A funny old track, this "Tex Killer". It's based on a simple repetitive loop of something guitar-strummer extraordinaire Petteri Sariola played on a very banged up five-string (yes, 5) in the Dick Tank sometime last fall. I managed to record his playing with my MacBook -- no separate mics or anything, I just basically pointed my laptop in his general direction as he was jamming. And then later, I started playing around with a ten second loop extracted from his five minute jam, and came up with a melody and some lyrics for the vocals. Kari continued the song's subtle build-up with some Rhodes piano chords, and more recording is taking the track to even deeper spheres. The song has a real rugged country-esque feel to it, and it may well turn into the most, ahem, epic DJBB track yet. Verneri Pohjola dropped by earlier and delivered some truly phenomenal trumpet action — full of the same kind of fragile magic his solo had on "Jack" on our previous album. Verneri, and his trombone-puffing brother-in-arms Ilmari Pohjola, also recorded a whole heap of horn section material to a couple of tracks. The primary target was Kari's "gypsy hip-hop" track, but "Boogie" got its fair share as well.

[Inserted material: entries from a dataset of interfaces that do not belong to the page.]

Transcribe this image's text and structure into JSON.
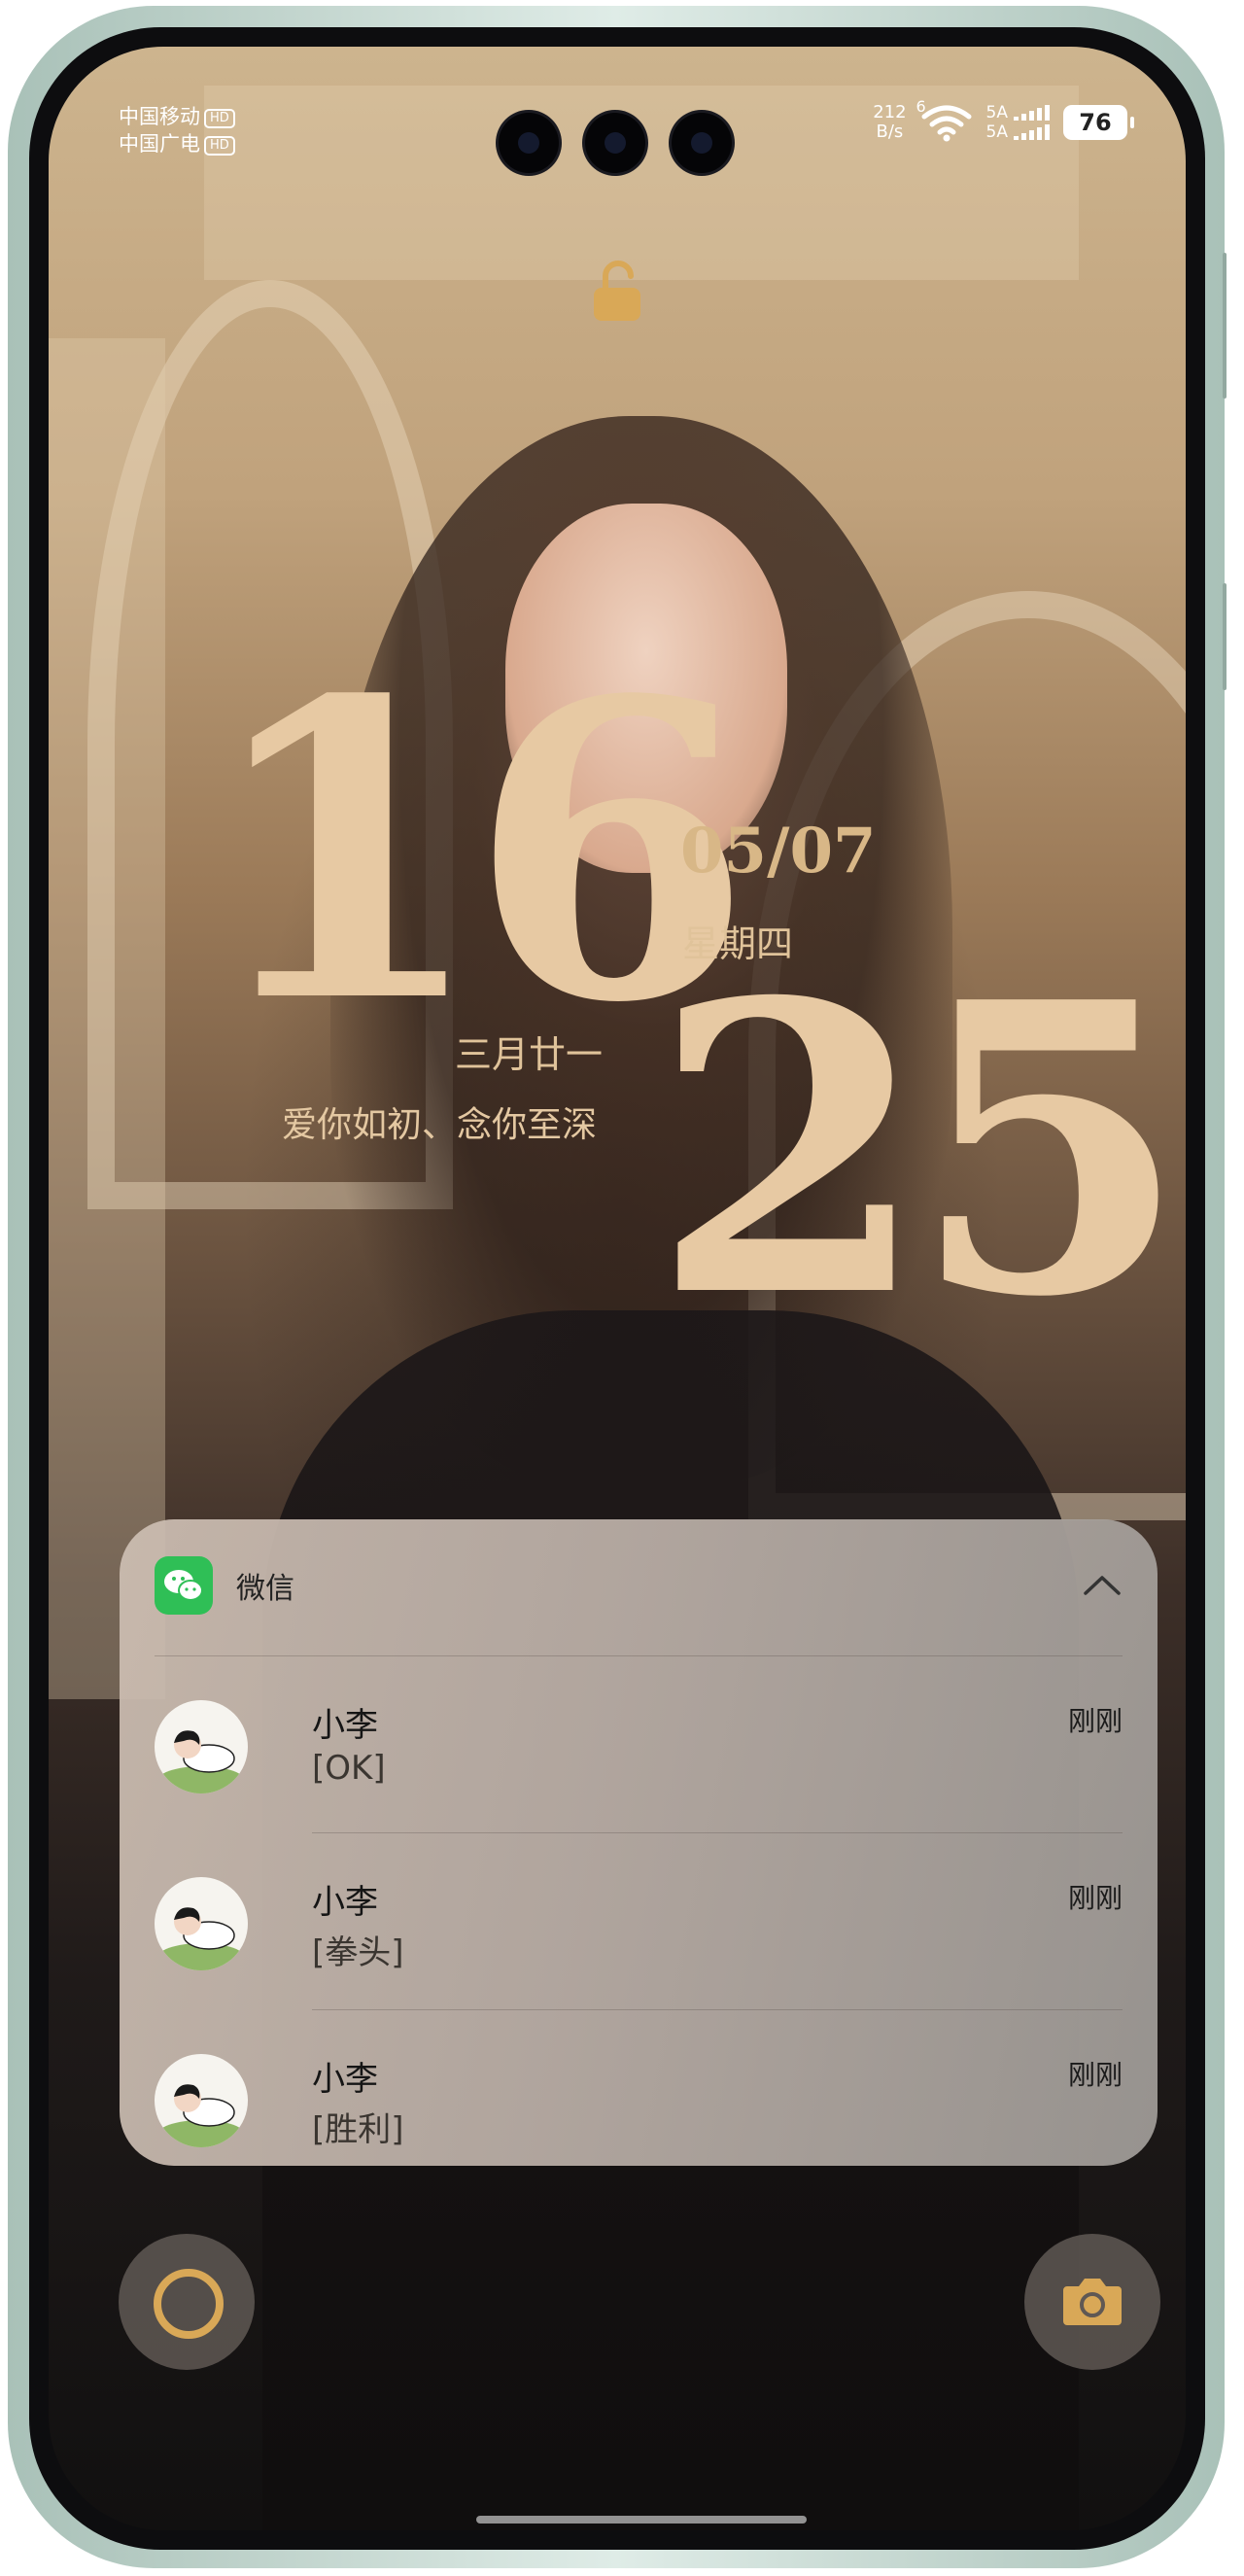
{
  "status_bar": {
    "carrier1": "中国移动",
    "carrier2": "中国广电",
    "hd_badge": "HD",
    "net_speed_value": "212",
    "net_speed_unit": "B/s",
    "wifi_label": "6",
    "sim1_label": "5A",
    "sim2_label": "5A",
    "battery": "76",
    "icons": [
      "wifi-icon",
      "signal-icon",
      "battery-icon"
    ]
  },
  "lock_icon": "unlock-icon",
  "clock": {
    "hour": "16",
    "minute": "25",
    "date": "05/07",
    "weekday": "星期四",
    "lunar_date": "三月廿一",
    "motto": "爱你如初、念你至深",
    "color": "#e7c9a3"
  },
  "notification": {
    "app_name": "微信",
    "app_icon": "wechat-icon",
    "app_color": "#2fbf56",
    "collapse_icon": "chevron-up-icon",
    "messages": [
      {
        "sender": "小李",
        "text": "[OK]",
        "time": "刚刚"
      },
      {
        "sender": "小李",
        "text": "[拳头]",
        "time": "刚刚"
      },
      {
        "sender": "小李",
        "text": "[胜利]",
        "time": "刚刚"
      }
    ]
  },
  "quick_actions": {
    "left_icon": "ring-shortcut-icon",
    "right_icon": "camera-icon",
    "accent": "#d9a857"
  }
}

But getting back to "Tex Killer", it will be very interesting to present the track to Mr. Sariola. Who, of course, has no idea that his tongue-in-cheek blues jam has inspired an eight minute long ballad of dust and redemption. A sum of many a coincidence, this song.

It's sauna time. And then sleep. Another day of sessions ahead tomorrow, and you gotta try to maximize the precious 6 hours of sleep ahead... There's magic present in this studio. A truly wonderful place to make and record music. The vibe is productive, excited, restless, peaceful, exhausted, rested.